### What this task involves
Please set down each line of the data again, unchanged.

=======

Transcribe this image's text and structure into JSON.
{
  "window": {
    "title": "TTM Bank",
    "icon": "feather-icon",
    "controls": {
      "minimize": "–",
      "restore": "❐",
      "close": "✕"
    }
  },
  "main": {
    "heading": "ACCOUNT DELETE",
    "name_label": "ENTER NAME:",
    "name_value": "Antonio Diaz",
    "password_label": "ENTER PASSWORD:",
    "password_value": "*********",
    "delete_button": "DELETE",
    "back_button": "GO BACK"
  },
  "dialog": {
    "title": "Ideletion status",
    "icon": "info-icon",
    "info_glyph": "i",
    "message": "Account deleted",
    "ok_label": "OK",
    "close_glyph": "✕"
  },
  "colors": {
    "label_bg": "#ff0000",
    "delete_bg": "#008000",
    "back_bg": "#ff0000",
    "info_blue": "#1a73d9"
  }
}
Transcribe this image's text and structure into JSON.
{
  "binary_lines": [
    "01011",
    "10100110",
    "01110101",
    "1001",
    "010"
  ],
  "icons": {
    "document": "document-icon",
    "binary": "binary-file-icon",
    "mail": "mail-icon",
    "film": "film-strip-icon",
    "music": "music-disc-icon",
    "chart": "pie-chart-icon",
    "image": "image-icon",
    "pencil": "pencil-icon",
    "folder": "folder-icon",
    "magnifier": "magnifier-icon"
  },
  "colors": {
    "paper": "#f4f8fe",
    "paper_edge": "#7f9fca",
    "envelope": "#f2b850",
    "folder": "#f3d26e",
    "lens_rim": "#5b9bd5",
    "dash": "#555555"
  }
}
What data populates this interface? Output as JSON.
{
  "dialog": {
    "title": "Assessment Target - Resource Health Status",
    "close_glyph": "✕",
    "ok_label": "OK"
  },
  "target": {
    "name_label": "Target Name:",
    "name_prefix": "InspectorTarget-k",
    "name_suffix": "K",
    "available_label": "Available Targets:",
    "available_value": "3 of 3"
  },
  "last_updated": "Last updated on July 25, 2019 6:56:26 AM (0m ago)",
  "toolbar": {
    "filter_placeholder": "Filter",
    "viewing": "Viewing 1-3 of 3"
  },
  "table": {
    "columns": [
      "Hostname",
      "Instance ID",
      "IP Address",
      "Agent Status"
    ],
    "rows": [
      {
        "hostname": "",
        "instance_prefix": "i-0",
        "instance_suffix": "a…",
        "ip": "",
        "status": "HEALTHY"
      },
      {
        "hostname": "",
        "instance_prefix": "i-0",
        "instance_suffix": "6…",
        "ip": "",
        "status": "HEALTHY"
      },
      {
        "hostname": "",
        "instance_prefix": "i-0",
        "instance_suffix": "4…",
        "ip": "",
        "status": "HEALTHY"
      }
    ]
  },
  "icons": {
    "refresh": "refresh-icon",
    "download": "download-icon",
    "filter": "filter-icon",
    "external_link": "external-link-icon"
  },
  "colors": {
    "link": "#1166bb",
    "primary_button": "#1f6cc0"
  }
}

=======

### Answer area
Transcribe this image's text and structure into JSON.
{
  "window": {
    "title": "TTM Bank",
    "icon": "feather-icon",
    "controls": {
      "minimize": "–",
      "restore": "❐",
      "close": "✕"
    }
  },
  "main": {
    "heading": "ACCOUNT DELETE",
    "name_label": "ENTER NAME:",
    "name_value": "Antonio Diaz",
    "password_label": "ENTER PASSWORD:",
    "password_value": "*********",
    "delete_button": "DELETE",
    "back_button": "GO BACK"
  },
  "dialog": {
    "title": "Ideletion status",
    "icon": "info-icon",
    "info_glyph": "i",
    "message": "Account deleted",
    "ok_label": "OK",
    "close_glyph": "✕"
  },
  "colors": {
    "label_bg": "#ff0000",
    "delete_bg": "#008000",
    "back_bg": "#ff0000",
    "info_blue": "#1a73d9"
  }
}
Transcribe this image's text and structure into JSON.
{
  "binary_lines": [
    "01011",
    "10100110",
    "01110101",
    "1001",
    "010"
  ],
  "icons": {
    "document": "document-icon",
    "binary": "binary-file-icon",
    "mail": "mail-icon",
    "film": "film-strip-icon",
    "music": "music-disc-icon",
    "chart": "pie-chart-icon",
    "image": "image-icon",
    "pencil": "pencil-icon",
    "folder": "folder-icon",
    "magnifier": "magnifier-icon"
  },
  "colors": {
    "paper": "#f4f8fe",
    "paper_edge": "#7f9fca",
    "envelope": "#f2b850",
    "folder": "#f3d26e",
    "lens_rim": "#5b9bd5",
    "dash": "#555555"
  }
}
What data populates this interface? Output as JSON.
{
  "dialog": {
    "title": "Assessment Target - Resource Health Status",
    "close_glyph": "✕",
    "ok_label": "OK"
  },
  "target": {
    "name_label": "Target Name:",
    "name_prefix": "InspectorTarget-k",
    "name_suffix": "K",
    "available_label": "Available Targets:",
    "available_value": "3 of 3"
  },
  "last_updated": "Last updated on July 25, 2019 6:56:26 AM (0m ago)",
  "toolbar": {
    "filter_placeholder": "Filter",
    "viewing": "Viewing 1-3 of 3"
  },
  "table": {
    "columns": [
      "Hostname",
      "Instance ID",
      "IP Address",
      "Agent Status"
    ],
    "rows": [
      {
        "hostname": "",
        "instance_prefix": "i-0",
        "instance_suffix": "a…",
        "ip": "",
        "status": "HEALTHY"
      },
      {
        "hostname": "",
        "instance_prefix": "i-0",
        "instance_suffix": "6…",
        "ip": "",
        "status": "HEALTHY"
      },
      {
        "hostname": "",
        "instance_prefix": "i-0",
        "instance_suffix": "4…",
        "ip": "",
        "status": "HEALTHY"
      }
    ]
  },
  "icons": {
    "refresh": "refresh-icon",
    "download": "download-icon",
    "filter": "filter-icon",
    "external_link": "external-link-icon"
  },
  "colors": {
    "link": "#1166bb",
    "primary_button": "#1f6cc0"
  }
}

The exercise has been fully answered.